Teng Biao is no stranger to retaliation by Guo Wengui. Over the past few years, he has been a vocal critic of both Donald Trump and Guo Wengui. An internationally recognized human rights activist and lawyer who earned his doctorate in law from Peking University and fled China with his family in 2014, he co-founded the Open Constitution Initiative and was the president and founder of China Against the Death Penalty. He is currently a professor at Hunter College and has taught at Yale Law SchooI, Harvard Law School, New York University, and the Institute for Advanced Study. In February of 2018, Guo Wengui filed a lawsuit against Teng Biao in the U.S. District Court in Trenton, alleging that Teng Biao defamed him in a 2017 article that was critical of Guo Wengui, and in social media posts. Even though Teng Biao himself is a dissident, the lawsuit claimed that he was paid by the Chinese government to defame Guo Wengui. In court documents, Teng Biao said he only cited factual information and information reported in major media outlets.
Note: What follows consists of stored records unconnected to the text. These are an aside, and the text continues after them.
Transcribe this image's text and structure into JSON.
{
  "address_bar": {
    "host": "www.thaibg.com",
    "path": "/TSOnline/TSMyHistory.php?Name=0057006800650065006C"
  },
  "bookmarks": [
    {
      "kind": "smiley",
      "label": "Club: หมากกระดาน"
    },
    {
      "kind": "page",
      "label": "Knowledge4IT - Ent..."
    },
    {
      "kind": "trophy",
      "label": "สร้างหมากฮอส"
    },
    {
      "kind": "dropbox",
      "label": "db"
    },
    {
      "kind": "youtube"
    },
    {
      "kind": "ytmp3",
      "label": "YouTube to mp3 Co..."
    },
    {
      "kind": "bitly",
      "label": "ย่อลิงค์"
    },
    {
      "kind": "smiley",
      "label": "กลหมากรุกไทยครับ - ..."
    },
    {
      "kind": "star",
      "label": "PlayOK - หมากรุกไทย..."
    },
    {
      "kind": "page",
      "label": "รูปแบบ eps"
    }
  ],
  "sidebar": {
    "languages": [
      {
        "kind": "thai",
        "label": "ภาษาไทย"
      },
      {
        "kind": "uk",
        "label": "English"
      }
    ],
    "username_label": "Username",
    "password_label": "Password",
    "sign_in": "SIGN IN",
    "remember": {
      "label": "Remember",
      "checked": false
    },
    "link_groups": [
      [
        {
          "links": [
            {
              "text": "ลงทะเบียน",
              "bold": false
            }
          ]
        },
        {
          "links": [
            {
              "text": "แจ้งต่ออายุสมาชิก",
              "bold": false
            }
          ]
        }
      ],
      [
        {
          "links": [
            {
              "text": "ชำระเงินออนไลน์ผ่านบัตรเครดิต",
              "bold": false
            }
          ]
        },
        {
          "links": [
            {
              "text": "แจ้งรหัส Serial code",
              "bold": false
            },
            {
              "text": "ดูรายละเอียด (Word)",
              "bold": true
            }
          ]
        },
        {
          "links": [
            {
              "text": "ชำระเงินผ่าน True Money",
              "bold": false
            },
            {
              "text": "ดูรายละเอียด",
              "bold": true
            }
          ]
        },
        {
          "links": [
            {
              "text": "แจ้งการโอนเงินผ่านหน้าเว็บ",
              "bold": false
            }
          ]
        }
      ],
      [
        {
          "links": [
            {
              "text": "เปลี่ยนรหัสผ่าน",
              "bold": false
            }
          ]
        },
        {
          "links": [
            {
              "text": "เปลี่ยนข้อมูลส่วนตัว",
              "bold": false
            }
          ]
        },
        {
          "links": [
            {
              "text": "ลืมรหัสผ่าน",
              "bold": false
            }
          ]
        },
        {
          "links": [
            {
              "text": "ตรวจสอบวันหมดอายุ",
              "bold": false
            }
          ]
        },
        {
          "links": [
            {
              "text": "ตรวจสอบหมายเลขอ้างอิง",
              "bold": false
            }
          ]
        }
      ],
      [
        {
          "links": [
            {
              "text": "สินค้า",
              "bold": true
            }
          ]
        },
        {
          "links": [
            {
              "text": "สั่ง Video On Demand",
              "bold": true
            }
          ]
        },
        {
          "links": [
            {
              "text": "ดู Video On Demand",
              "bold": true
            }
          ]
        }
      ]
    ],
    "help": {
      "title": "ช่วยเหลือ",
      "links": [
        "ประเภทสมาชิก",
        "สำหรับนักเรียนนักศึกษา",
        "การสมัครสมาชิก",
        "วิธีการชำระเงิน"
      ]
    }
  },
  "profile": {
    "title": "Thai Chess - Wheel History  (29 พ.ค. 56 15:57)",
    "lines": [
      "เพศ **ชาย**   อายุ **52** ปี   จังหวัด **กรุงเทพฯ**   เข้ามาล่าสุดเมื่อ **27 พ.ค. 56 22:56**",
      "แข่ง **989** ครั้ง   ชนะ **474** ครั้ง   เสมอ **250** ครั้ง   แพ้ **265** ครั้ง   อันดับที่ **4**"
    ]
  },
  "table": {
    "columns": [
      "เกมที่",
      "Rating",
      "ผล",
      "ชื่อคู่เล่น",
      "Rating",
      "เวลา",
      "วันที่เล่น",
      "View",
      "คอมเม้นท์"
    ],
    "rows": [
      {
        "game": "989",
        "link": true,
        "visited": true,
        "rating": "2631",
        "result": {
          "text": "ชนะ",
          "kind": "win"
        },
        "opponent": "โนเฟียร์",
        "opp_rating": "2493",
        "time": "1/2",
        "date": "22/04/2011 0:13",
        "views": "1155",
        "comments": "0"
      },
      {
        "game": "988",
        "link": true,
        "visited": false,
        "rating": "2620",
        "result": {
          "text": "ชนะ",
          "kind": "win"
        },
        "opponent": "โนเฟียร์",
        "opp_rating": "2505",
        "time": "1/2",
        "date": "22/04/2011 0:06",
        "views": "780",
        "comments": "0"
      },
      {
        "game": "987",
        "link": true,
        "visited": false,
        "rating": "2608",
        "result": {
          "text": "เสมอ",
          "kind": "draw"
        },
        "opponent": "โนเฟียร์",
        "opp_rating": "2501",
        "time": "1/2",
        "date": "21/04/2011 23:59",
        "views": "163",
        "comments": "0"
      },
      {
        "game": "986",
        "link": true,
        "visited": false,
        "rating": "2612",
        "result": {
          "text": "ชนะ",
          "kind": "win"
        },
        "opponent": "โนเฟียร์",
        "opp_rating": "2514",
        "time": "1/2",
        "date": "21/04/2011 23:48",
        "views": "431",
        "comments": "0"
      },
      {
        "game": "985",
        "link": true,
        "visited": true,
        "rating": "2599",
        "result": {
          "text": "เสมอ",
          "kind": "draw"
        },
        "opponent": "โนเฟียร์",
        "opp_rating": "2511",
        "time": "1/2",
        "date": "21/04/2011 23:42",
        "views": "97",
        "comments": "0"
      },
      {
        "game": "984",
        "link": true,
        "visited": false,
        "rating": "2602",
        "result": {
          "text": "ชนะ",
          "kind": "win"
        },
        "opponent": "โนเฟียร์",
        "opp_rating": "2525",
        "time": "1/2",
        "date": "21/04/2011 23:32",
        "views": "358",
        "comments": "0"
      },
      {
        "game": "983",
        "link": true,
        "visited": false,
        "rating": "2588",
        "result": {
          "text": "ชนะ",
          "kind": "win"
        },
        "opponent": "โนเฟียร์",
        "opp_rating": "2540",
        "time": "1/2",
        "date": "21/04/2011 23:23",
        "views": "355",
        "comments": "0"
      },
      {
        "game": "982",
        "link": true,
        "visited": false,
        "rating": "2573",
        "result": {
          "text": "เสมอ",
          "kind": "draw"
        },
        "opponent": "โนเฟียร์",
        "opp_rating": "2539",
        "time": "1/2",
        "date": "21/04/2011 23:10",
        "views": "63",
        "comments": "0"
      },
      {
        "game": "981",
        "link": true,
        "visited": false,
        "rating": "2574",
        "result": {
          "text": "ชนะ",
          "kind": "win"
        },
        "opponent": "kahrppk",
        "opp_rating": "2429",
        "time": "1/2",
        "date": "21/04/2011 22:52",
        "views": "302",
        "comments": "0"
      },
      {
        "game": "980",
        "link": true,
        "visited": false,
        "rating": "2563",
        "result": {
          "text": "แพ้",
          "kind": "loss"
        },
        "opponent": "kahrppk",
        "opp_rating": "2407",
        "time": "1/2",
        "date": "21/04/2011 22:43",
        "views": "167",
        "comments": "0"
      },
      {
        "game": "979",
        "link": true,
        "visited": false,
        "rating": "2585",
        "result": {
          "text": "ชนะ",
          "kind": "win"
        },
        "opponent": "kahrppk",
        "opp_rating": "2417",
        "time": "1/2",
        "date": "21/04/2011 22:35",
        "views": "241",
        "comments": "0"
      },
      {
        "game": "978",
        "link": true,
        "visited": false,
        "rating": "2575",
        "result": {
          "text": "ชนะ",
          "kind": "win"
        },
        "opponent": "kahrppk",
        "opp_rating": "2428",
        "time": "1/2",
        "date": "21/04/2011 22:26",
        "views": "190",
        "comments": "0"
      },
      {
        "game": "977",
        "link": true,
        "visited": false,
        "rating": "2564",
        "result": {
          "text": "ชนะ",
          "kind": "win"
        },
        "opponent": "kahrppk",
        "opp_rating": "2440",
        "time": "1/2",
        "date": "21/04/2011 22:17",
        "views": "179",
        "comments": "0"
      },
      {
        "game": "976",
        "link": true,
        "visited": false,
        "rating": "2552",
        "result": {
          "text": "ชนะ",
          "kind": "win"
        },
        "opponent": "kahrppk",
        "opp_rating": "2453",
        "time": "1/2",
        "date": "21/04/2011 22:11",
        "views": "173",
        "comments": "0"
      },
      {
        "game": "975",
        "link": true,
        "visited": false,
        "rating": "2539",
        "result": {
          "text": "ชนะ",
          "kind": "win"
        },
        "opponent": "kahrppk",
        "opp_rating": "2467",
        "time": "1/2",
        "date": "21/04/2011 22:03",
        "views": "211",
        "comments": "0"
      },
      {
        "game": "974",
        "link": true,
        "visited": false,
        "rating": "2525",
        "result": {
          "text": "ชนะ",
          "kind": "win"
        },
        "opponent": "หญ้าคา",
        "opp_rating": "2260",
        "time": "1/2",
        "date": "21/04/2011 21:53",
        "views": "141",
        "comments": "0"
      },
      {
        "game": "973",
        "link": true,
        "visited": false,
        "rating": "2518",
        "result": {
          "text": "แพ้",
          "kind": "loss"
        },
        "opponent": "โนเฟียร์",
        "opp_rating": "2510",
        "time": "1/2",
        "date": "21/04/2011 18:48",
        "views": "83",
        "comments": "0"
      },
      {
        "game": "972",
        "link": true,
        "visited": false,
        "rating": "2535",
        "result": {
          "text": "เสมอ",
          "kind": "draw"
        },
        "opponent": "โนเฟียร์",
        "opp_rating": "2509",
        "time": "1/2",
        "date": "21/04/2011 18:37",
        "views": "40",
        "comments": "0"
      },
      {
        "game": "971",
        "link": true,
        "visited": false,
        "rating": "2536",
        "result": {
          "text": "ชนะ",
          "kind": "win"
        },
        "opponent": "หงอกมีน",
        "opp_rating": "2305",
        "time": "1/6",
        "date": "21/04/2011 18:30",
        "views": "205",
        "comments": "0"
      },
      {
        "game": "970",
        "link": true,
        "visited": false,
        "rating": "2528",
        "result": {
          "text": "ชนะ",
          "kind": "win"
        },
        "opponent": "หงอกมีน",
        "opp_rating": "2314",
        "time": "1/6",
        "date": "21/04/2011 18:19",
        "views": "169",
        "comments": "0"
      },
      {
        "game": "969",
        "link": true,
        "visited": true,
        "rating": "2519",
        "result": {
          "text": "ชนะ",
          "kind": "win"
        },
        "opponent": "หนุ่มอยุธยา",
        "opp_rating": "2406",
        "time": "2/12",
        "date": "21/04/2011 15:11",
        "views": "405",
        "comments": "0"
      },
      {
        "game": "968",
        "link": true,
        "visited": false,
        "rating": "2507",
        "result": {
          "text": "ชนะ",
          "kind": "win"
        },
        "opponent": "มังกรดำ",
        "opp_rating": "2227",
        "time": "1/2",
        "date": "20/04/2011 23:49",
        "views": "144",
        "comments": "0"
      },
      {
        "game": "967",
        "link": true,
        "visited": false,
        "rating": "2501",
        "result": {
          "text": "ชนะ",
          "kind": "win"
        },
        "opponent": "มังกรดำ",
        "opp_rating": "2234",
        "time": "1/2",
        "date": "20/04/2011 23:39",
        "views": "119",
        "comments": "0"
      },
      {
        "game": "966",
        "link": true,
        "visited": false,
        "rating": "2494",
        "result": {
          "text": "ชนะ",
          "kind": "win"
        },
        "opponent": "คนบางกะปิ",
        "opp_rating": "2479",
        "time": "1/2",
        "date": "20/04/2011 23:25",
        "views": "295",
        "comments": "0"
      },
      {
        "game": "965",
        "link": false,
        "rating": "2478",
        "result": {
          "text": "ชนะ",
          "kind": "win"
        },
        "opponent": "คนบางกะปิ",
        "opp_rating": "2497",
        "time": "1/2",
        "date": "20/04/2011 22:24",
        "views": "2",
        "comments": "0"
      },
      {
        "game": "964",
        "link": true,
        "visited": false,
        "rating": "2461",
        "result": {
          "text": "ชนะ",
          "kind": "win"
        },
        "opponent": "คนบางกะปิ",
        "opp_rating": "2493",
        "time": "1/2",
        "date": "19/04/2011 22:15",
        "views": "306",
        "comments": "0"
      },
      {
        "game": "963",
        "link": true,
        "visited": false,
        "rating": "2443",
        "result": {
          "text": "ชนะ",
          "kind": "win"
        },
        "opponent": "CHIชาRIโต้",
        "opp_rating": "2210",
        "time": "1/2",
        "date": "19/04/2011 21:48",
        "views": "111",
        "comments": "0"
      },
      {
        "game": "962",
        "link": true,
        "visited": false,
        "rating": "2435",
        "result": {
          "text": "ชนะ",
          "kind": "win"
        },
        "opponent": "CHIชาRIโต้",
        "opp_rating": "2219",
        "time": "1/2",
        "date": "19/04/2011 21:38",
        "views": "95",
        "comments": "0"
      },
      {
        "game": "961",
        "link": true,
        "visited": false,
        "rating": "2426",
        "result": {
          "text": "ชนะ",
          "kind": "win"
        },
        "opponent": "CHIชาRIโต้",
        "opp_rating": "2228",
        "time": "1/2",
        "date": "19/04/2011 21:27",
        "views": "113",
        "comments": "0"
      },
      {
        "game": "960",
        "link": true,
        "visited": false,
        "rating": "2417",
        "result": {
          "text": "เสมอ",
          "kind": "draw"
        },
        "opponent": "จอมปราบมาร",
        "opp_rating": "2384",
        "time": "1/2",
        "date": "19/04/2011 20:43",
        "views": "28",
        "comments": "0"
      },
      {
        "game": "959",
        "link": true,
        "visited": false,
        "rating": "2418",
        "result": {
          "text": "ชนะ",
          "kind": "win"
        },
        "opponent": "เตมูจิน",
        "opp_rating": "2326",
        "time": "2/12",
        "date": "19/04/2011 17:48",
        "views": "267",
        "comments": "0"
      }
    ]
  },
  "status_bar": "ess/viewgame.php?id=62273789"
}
The case was dismissed by Judge Michael Shipp in September, with the judge citing a lack of jurisdiction in the case. Planet Princeton attempted to reach out to Guo Wengui for comment about the lawsuit and the protests but did not receive a response to emails sent to him at his online media outlets or foundation email address. In an interview with Planet Princeton on Tuesday, Teng Biao said the protest are retaliation against him and other dissidents. The protests defy logic, he said, given that the people who are targets are in fact dissidents who had to flee China. “He dispatched these mobs to harass me and others. It’s ridiculous how these people have been brainwashed,” he said. “Because of my human rights work in China, I was kidnapped, detained, and tortured, and now I live in New Jersey in exile.” Teng Biao said some of the people who believe Guo Wengui’s propaganda are also angry at him because he has been critical of Donald Trump. Many dissidents support Donald Trump because of his tough talk on China and believe he will be the “strong man” they have been waiting for who will take down the Chinese Communist Party. “I’m the dissident of dissidents because I am critical of Trump,” Teng Biao said. “Donald Trump doesn’t care about human rights or democracy in China. He is a threat to American constitutional democracy — that’s the major reason I oppose him. Those people hope Trump can help overthrow the Chinese government. That, of course, is wishful thinking. Donald Trump didn’t do that and is not willing to do that.” Teng Biao pointed out that Trump made remarks in favor of dictators and called Xi Jinping, president of China, the greatest leader in Chinese history. Trump called the democracy movements in China and Hong Kong “riots”, and told the Chinese government to keep building concentration camps for millions of Uighur Muslims. “His remarks and behavior conflict with human rights,” Teng Biao said.
糖粒儿
我都好久好久没吃过黄花鱼了,你做的黄花鱼好香好诱人!
冰山雪莲花
谢谢楼主分享。